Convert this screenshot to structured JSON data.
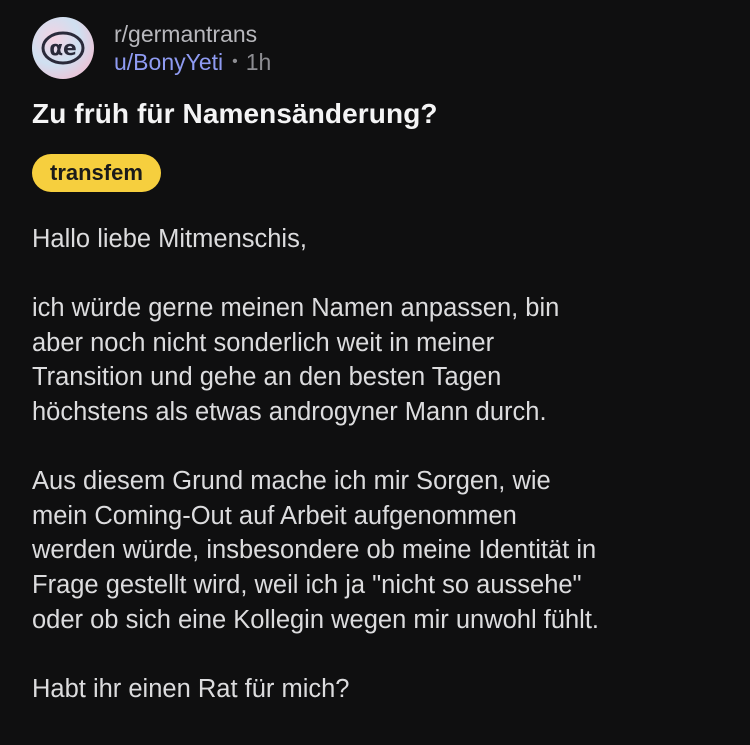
{
  "post": {
    "subreddit": "r/germantrans",
    "username": "u/BonyYeti",
    "separator": "•",
    "time": "1h",
    "title": "Zu früh für Namensänderung?",
    "flair": "transfem",
    "paragraphs": [
      "Hallo liebe Mitmenschis,",
      "ich würde gerne meinen Namen anpassen, bin\naber noch nicht sonderlich weit in meiner\nTransition und gehe an den besten Tagen\nhöchstens als etwas androgyner Mann durch.",
      "Aus diesem Grund mache ich mir Sorgen, wie\nmein Coming-Out auf Arbeit aufgenommen\nwerden würde, insbesondere ob meine Identität in\nFrage gestellt wird, weil ich ja \"nicht so aussehe\"\noder ob sich eine Kollegin wegen mir unwohl fühlt.",
      "Habt ihr einen Rat für mich?"
    ]
  },
  "colors": {
    "background": "#0f0f10",
    "flair_bg": "#f6cf3e",
    "username": "#8f9bf2"
  },
  "icons": {
    "subreddit_avatar": "subreddit-avatar-icon"
  }
}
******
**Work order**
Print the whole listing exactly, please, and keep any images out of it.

**Written reply**
Convert this screenshot to structured JSON data.
{
  "post": {
    "subreddit": "r/germantrans",
    "username": "u/BonyYeti",
    "separator": "•",
    "time": "1h",
    "title": "Zu früh für Namensänderung?",
    "flair": "transfem",
    "paragraphs": [
      "Hallo liebe Mitmenschis,",
      "ich würde gerne meinen Namen anpassen, bin\naber noch nicht sonderlich weit in meiner\nTransition und gehe an den besten Tagen\nhöchstens als etwas androgyner Mann durch.",
      "Aus diesem Grund mache ich mir Sorgen, wie\nmein Coming-Out auf Arbeit aufgenommen\nwerden würde, insbesondere ob meine Identität in\nFrage gestellt wird, weil ich ja \"nicht so aussehe\"\noder ob sich eine Kollegin wegen mir unwohl fühlt.",
      "Habt ihr einen Rat für mich?"
    ]
  },
  "colors": {
    "background": "#0f0f10",
    "flair_bg": "#f6cf3e",
    "username": "#8f9bf2"
  },
  "icons": {
    "subreddit_avatar": "subreddit-avatar-icon"
  }
}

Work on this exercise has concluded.